This group, however, represents a relatively small proportion of the entire male workforce in Mexico; although leaving Mexico at a lower rate, the preponderance of workers who are high school dropouts means that the flow of low-skilled workers from Mexico has been numerically high. This was particularly true in the 1990s, as the emigration rate of Mexican high school dropouts roughly doubled.

Aydemir and Borjas suggest that immigration played a role in the 7% drop in real weekly wages experienced by workers with post-graduate degrees in Canada between 1980 and 2000. Over this period the immigrant share of all workers with post-graduate degrees in Canada increased; between the 1986 and 2001 censuses they report that this share rose from 32.5% to 38.2%.

Their simulations also suggest that in the long run low-skilled workers in Canada have gained relative to high-skilled workers, not simply because immigration has dampened pressure for the wages of high-skilled workers to rise, but because of complementarities between workers of different skill classes. The net result is that migration-induced shocks to Canadian labour supply have served to reduce measured wage inequality between low-skilled and high-skilled workers. In their long run results Aydemir and Borjas conclude that immigration increased the earnings of high school dropouts relative to the earnings of workers with at least a college diploma by at least 12%.

The story as it pertains to the labour market of the United States is quite different. The tendency for the supply shocks of immigrant labour to the United States to be greater for low-skilled workers served to depress the wages of workers in the lowest skill groups. Coupled with only a small dampening effect of immigration on the wages of highly-skilled workers — who saw their real weekly wages increase in the United States between 1980 and 2000 (8% for college graduates and 20% for those with post-graduate degrees) — immigration served to magnify growth in U.S. wage inequality between low-skilled and high-skilled workers over the same period.

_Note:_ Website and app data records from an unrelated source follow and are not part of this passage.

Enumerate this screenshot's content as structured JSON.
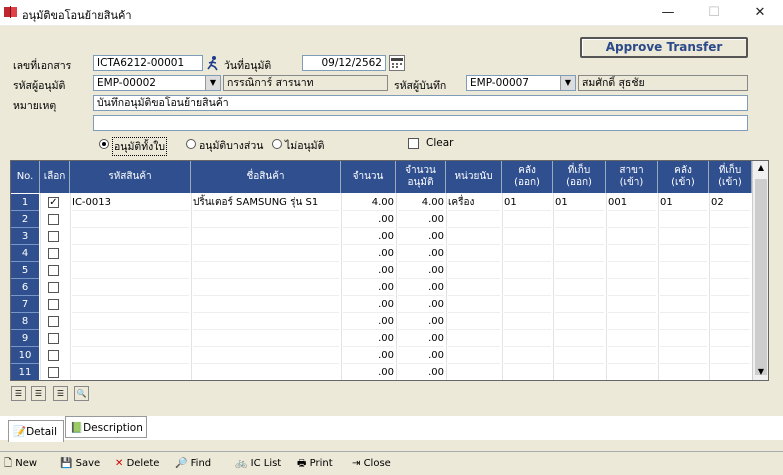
{
  "window": {
    "title": "อนุมัติขอโอนย้ายสินค้า",
    "minimize": "—",
    "maximize": "☐",
    "close": "✕"
  },
  "form": {
    "doc_no_label": "เลขที่เอกสาร",
    "doc_no": "ICTA6212-00001",
    "approve_date_label": "วันที่อนุมัติ",
    "approve_date": "09/12/2562",
    "approver_label": "รหัสผู้อนุมัติ",
    "approver_code": "EMP-00002",
    "approver_name": "กรรณิการ์ สารนาท",
    "recorder_label": "รหัสผู้บันทึก",
    "recorder_code": "EMP-00007",
    "recorder_name": "สมศักดิ์ สุธชัย",
    "remark_label": "หมายเหตุ",
    "remark1": "บันทึกอนุมัติขอโอนย้ายสินค้า",
    "remark2": "",
    "approve_button": "Approve Transfer",
    "radio_all": "อนุมัติทั้งใบ",
    "radio_partial": "อนุมัติบางส่วน",
    "radio_none": "ไม่อนุมัติ",
    "clear_label": "Clear"
  },
  "grid": {
    "headers": [
      "No.",
      "เลือก",
      "รหัสสินค้า",
      "ชื่อสินค้า",
      "จำนวน",
      "จำนวน\nอนุมัติ",
      "หน่วยนับ",
      "คลัง\n(ออก)",
      "ที่เก็บ\n(ออก)",
      "สาขา\n(เข้า)",
      "คลัง\n(เข้า)",
      "ที่เก็บ\n(เข้า)"
    ],
    "rows": [
      {
        "no": "1",
        "checked": true,
        "code": "IC-0013",
        "name": "ปริ้นเตอร์ SAMSUNG รุ่น S1",
        "qty": "4.00",
        "approved": "4.00",
        "unit": "เครื่อง",
        "wh_out": "01",
        "loc_out": "01",
        "branch_in": "001",
        "wh_in": "01",
        "loc_in": "02"
      },
      {
        "no": "2",
        "checked": false,
        "code": "",
        "name": "",
        "qty": ".00",
        "approved": ".00",
        "unit": "",
        "wh_out": "",
        "loc_out": "",
        "branch_in": "",
        "wh_in": "",
        "loc_in": ""
      },
      {
        "no": "3",
        "checked": false,
        "code": "",
        "name": "",
        "qty": ".00",
        "approved": ".00",
        "unit": "",
        "wh_out": "",
        "loc_out": "",
        "branch_in": "",
        "wh_in": "",
        "loc_in": ""
      },
      {
        "no": "4",
        "checked": false,
        "code": "",
        "name": "",
        "qty": ".00",
        "approved": ".00",
        "unit": "",
        "wh_out": "",
        "loc_out": "",
        "branch_in": "",
        "wh_in": "",
        "loc_in": ""
      },
      {
        "no": "5",
        "checked": false,
        "code": "",
        "name": "",
        "qty": ".00",
        "approved": ".00",
        "unit": "",
        "wh_out": "",
        "loc_out": "",
        "branch_in": "",
        "wh_in": "",
        "loc_in": ""
      },
      {
        "no": "6",
        "checked": false,
        "code": "",
        "name": "",
        "qty": ".00",
        "approved": ".00",
        "unit": "",
        "wh_out": "",
        "loc_out": "",
        "branch_in": "",
        "wh_in": "",
        "loc_in": ""
      },
      {
        "no": "7",
        "checked": false,
        "code": "",
        "name": "",
        "qty": ".00",
        "approved": ".00",
        "unit": "",
        "wh_out": "",
        "loc_out": "",
        "branch_in": "",
        "wh_in": "",
        "loc_in": ""
      },
      {
        "no": "8",
        "checked": false,
        "code": "",
        "name": "",
        "qty": ".00",
        "approved": ".00",
        "unit": "",
        "wh_out": "",
        "loc_out": "",
        "branch_in": "",
        "wh_in": "",
        "loc_in": ""
      },
      {
        "no": "9",
        "checked": false,
        "code": "",
        "name": "",
        "qty": ".00",
        "approved": ".00",
        "unit": "",
        "wh_out": "",
        "loc_out": "",
        "branch_in": "",
        "wh_in": "",
        "loc_in": ""
      },
      {
        "no": "10",
        "checked": false,
        "code": "",
        "name": "",
        "qty": ".00",
        "approved": ".00",
        "unit": "",
        "wh_out": "",
        "loc_out": "",
        "branch_in": "",
        "wh_in": "",
        "loc_in": ""
      },
      {
        "no": "11",
        "checked": false,
        "code": "",
        "name": "",
        "qty": ".00",
        "approved": ".00",
        "unit": "",
        "wh_out": "",
        "loc_out": "",
        "branch_in": "",
        "wh_in": "",
        "loc_in": ""
      }
    ]
  },
  "tabs": {
    "detail": "Detail",
    "description": "Description"
  },
  "toolbar": {
    "new": "New",
    "save": "Save",
    "delete": "Delete",
    "find": "Find",
    "ic_list": "IC List",
    "print": "Print",
    "close": "Close"
  },
  "colors": {
    "grid_header": "#2f4f8f",
    "form_bg": "#ece9d8",
    "approve_text": "#2c4a8a"
  }
}
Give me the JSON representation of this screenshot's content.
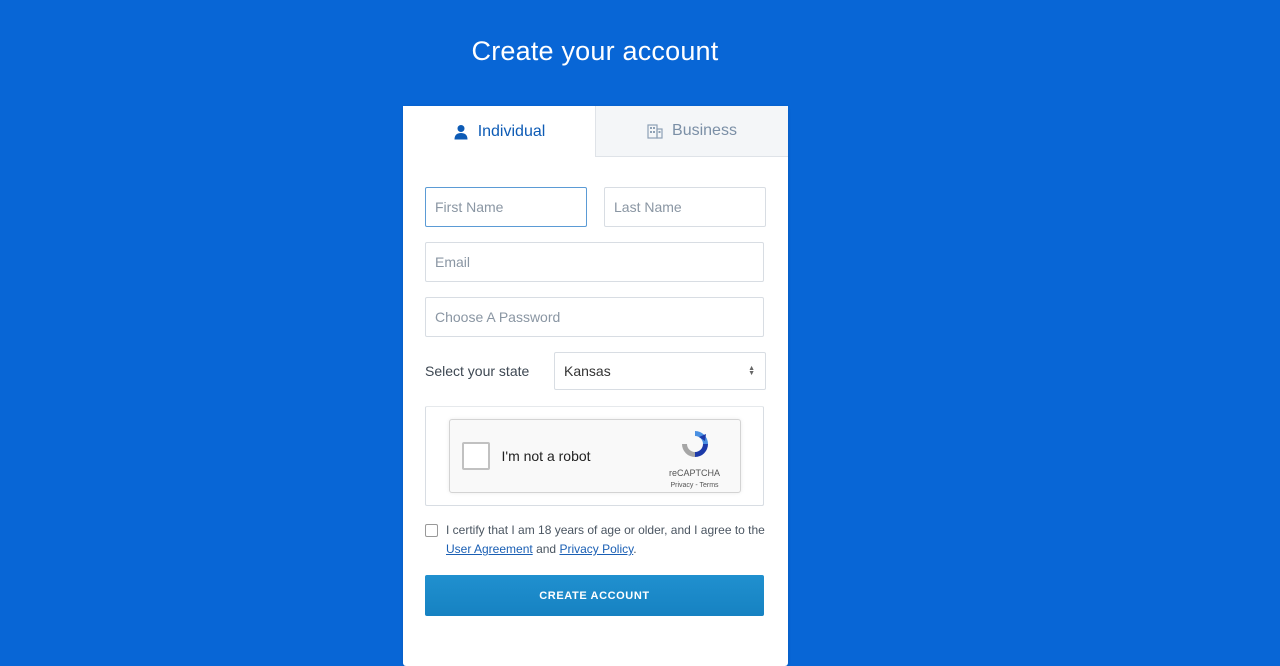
{
  "page": {
    "title": "Create your account"
  },
  "tabs": [
    {
      "label": "Individual",
      "icon": "user-icon",
      "active": true
    },
    {
      "label": "Business",
      "icon": "building-icon",
      "active": false
    }
  ],
  "form": {
    "first_name_placeholder": "First Name",
    "last_name_placeholder": "Last Name",
    "email_placeholder": "Email",
    "password_placeholder": "Choose A Password",
    "state_label": "Select your state",
    "state_value": "Kansas"
  },
  "captcha": {
    "label": "I'm not a robot",
    "brand": "reCAPTCHA",
    "privacy": "Privacy",
    "separator": " - ",
    "terms": "Terms"
  },
  "certify": {
    "text": "I certify that I am 18 years of age or older, and I agree to the",
    "agreement_link": "User Agreement",
    "and": "and",
    "privacy_link": "Privacy Policy",
    "period": "."
  },
  "submit_label": "CREATE ACCOUNT",
  "colors": {
    "background": "#0866d6",
    "accent": "#0d5bb5",
    "button": "#1682c2"
  }
}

Most of these effects, however, are small relative to actual wage changes and not the main explanation of developments in earnings inequality in the two countries.

Analysis of the Mexican labour market offers yet another case in point, and a paradoxical conclusion. Aydemir and Borjas suggest that although the 1980 to 2000 emigrant flow from Mexico dramatically reduced its male workforce and was numerically largely an emigrant flow of high school dropouts, the low-skilled workers in Mexico did not gain — and perhaps saw their relative wages fal l — as a result of the migration.

This paradoxical prediction follows from the fact that the high rates of emigration of those with slightly higher levels of education from Mexico made the skills of the high school dropouts remaining in Mexico relatively more abundant. The authors further note that the largest real wage increases in Mexico between 1990 and 2000 occurred for workers with the highest education levels, particularly for workers with some college, in spite of the accelerated emigration of high school dropouts over the decade.

In summary

Although the evidence suggests a roughly similar numerical wage reaction to migration-induced labour supply shocks in each of the countries — a 10% labour supply shift is associated with a 3% to 4% change in wages — the impacts of international migration on national wage structures differ across the three countries.

In Canada, immigration has had a mitigating effect on wage inequality because immigrants to Canada tend to be disproportionately high-skill. Immigration to the United States on the other hand, has reinforced growing wage inequality in that country as immigrants are disproportionately low in skill.

In Mexico emigration has been highest in recent decades in the mid-level of the skill distribution and this has served to raise relative wages for this group. Paradoxically, in spite of substantial emigration of low-skilled workers from Mexico, their continued abundance relative to those with slightly higher skill levels — who have left Mexico at higher rates — may have slightly reduced the relative wages of those low-skilled workers left behind.

A full-length version of the original research paper is located at